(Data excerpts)
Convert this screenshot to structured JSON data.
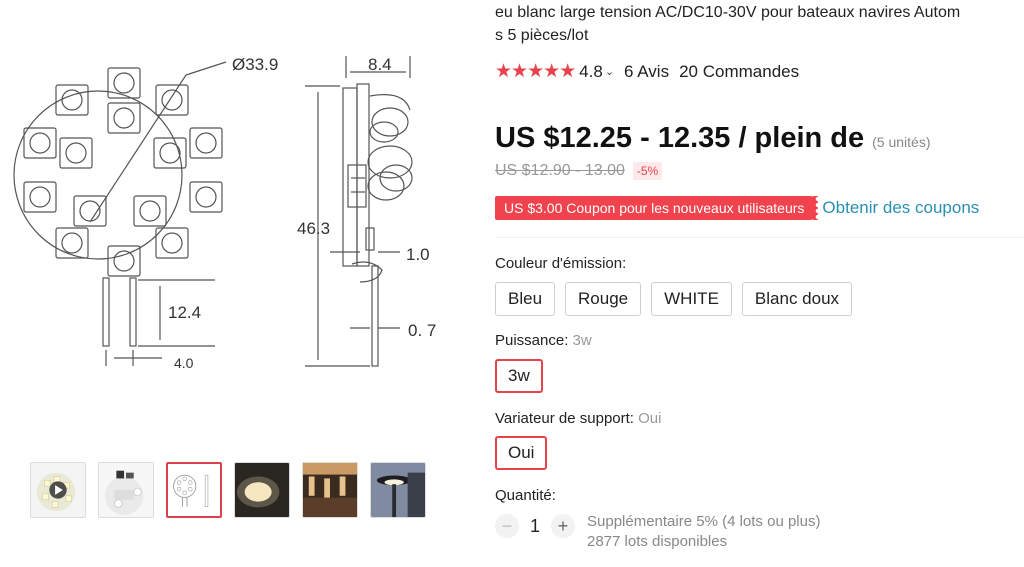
{
  "product": {
    "title_line1": "eu blanc large tension AC/DC10-30V pour bateaux navires Autom",
    "title_line2": "s 5 pièces/lot",
    "stars": "★★★★★",
    "rating": "4.8",
    "reviews": "6 Avis",
    "orders": "20 Commandes",
    "price": "US $12.25 - 12.35 / plein de",
    "price_units": "(5 unités)",
    "old_price": "US $12.90 - 13.00",
    "discount": "-5%",
    "coupon": "US $3.00 Coupon pour les nouveaux utilisateurs",
    "get_coupons": "Obtenir des coupons"
  },
  "diagram": {
    "diameter": "Ø33.9",
    "depth": "8.4",
    "height": "46.3",
    "pin_length": "12.4",
    "pin_spacing": "4.0",
    "pin_offset": "1.0",
    "pin_thickness": "0. 7"
  },
  "options": {
    "color_label": "Couleur d'émission:",
    "colors": [
      "Bleu",
      "Rouge",
      "WHITE",
      "Blanc doux"
    ],
    "power_label": "Puissance: ",
    "power_selected": "3w",
    "power_options": [
      "3w"
    ],
    "dimmer_label": "Variateur de support: ",
    "dimmer_selected": "Oui",
    "dimmer_options": [
      "Oui"
    ],
    "quantity_label": "Quantité:",
    "quantity": "1",
    "minus": "−",
    "plus": "+",
    "bulk_info": "Supplémentaire 5% (4 lots ou plus)",
    "available": "2877 lots disponibles"
  },
  "icons": {
    "play": "play-icon",
    "star": "star-icon",
    "chevron": "chevron-down-icon"
  },
  "colors": {
    "accent": "#e8434b",
    "coupon_bg": "#f0434d",
    "link": "#2b8fb1"
  }
}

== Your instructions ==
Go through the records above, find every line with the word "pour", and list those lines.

== Written solution ==
    "title_line1": "eu blanc large tension AC/DC10-30V pour bateaux navires Autom",
    "coupon": "US $3.00 Coupon pour les nouveaux utilisateurs",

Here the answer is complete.